And that's where i get stumped. This works but not really. If both $L$ and $M$ are positive, or both negative, the function starts giving wrong results.

But the biggest problem is the fact that i have absoloutely no idea how i'd make this fit certain requirements for the $y$-values. Only thing i know is that substituting $x$ for $L$ should give me $G$. And substituting $x$ for $M$ should give me $S$.

Any help is appreciated, have a good day!

• Start with a generic quadratic polynomial vanishing at $-2$ and $2$: $k(x^2-4)$. Integrate that, and use the two arbitrary constants to set the correct values of $y$. Jul 12, 2017 at 17:10

$f(x) = ax^3 + bx^2+cx +d\\ f'(x) = 3ax^2 + 2bx + c$

We have some requirements for the stationary points.

$f'(x) = 3a(x-2)(x+2)\\ f'(x) = 3ax^2 - 12a = 3ax^2 + 2bx + c$

Note, in your work above you assumed that the derivative was monic (leading coefficient equal to 1). This seems to be the cause of your troubles.

$b = 0, c = -12 a\\ f(x)= ax^3 - 12ax + d$

Now fit your points to find $a, d$

$f(-2)= 16k + d=5\\ f(2)= -16k + d=3$

Let $f(x)=a x^3+b x^2+c x+d$ be the cubic we are looking for

We know that it passes through points $(−2, 5)$ and $(2, 3)$ thus

$f(-2)=-8 a+4 b-2 c+d=5;\;f(2)=8 a+4 b+2 c+d=3$

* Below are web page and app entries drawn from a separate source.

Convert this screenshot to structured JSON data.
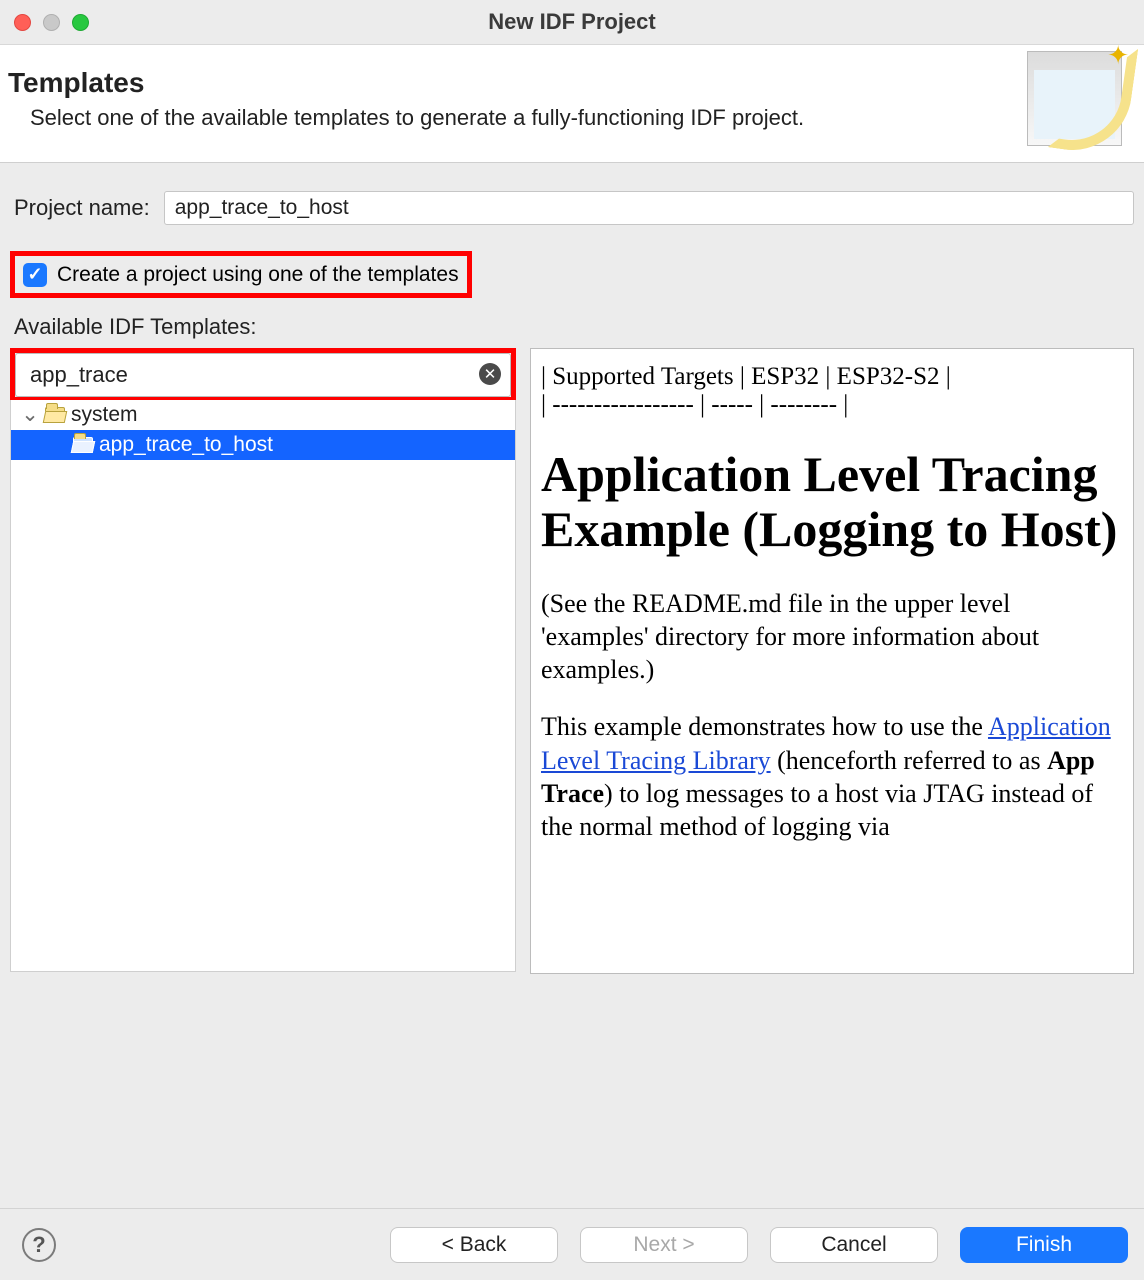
{
  "window": {
    "title": "New IDF Project"
  },
  "header": {
    "title": "Templates",
    "description": "Select one of the available templates to generate a fully-functioning IDF project."
  },
  "form": {
    "project_name_label": "Project name:",
    "project_name_value": "app_trace_to_host",
    "use_template_label": "Create a project using one of the templates",
    "use_template_checked": true,
    "available_label": "Available IDF Templates:",
    "search_value": "app_trace"
  },
  "tree": {
    "parent": {
      "label": "system",
      "expanded": true
    },
    "child": {
      "label": "app_trace_to_host",
      "selected": true
    }
  },
  "preview": {
    "targets_line": "| Supported Targets | ESP32 | ESP32-S2 |",
    "dash_line": "| ----------------- | ----- | -------- |",
    "heading": "Application Level Tracing Example (Logging to Host)",
    "p1": "(See the README.md file in the upper level 'examples' directory for more information about examples.)",
    "p2_pre": "This example demonstrates how to use the ",
    "p2_link": "Application Level Tracing Library",
    "p2_mid": " (henceforth referred to as ",
    "p2_bold": "App Trace",
    "p2_post": ") to log messages to a host via JTAG instead of the normal method of logging via"
  },
  "footer": {
    "back": "< Back",
    "next": "Next >",
    "cancel": "Cancel",
    "finish": "Finish"
  }
}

Furthermore we know that those points are vertices so $f'(x)=0$

$f'(x)=3 a x^2+2 b x+c$ so we get other two conditions

$f'(-2)=12 a-4 b+c=0;\;f'(2)=12 a+4 b+c=0$

subtracting these last two equations we get $8b=0\to b=0$ so the other equations become $$-8 a-2 c+d=5;\;8 a+2 c+d=3;\;12 a+c=0$$ from the 3rd we get $c=-12a$ substitute in the first two and in the end we get

$a= \dfrac{1}{16},b= 0,c=-\dfrac{3}{4},d= 4$

and the equation of the cubic is

$f(x)=\dfrac{x^3}{16}-\dfrac{3 x}{4}+4$

Well, it depends. $$ax^3+bx^2+cx+d$$ can't be converted fully in general form to vertex form... unless you have a trig up your sleeve. The problem is $$x^3$$. You can't transform $$x^3$$ to reach every cubic, so instead, you need a different parent function. Using the triple angle formula from trigonometry, $$\cos\left(3\cos^{-1}\left(x\right)\right)=4x^3-3x$$, which can work as a parent function. With 2 stretches and 2 translations, you can get from here to any cubic. $$ax^{3}+bx^{2}+cx+d=\frac{2\sqrt{\left(b^{2}-3ac\right)^{3}}}{27a^{2}}\cos\left(3\cos^{-1}\left(\frac{x+\frac{b}{3a}}{\frac{2\sqrt{b^{2}-3ac}}{3a}}\right)\right)+\frac{27a^{2}d-9abc+2b^{3}}{27a^{2}}$$ Note this works for any cubic, you just might need complex numbers. They will cancel, your answer will get real.

• Given that the question is asked in the context of a calculus class, I fail to see how this is a terribly useful answer, particularly considering that you don't justify your formulae in any way, and simply assert that they hold... Jun 4, 2022 at 22:20
• To verify the formula, simply rewrite $\cos\left(3\cos^{-1}\left(x\right)\right)$ as $4x^{3}-3x$, expand and simplify to get back the general cubic. Also, if they're in calculus, why are they asking for cubic vertex form here? You could just take the derivative and solve the system of equations that results to get the cubic they need. Jun 4, 2022 at 22:28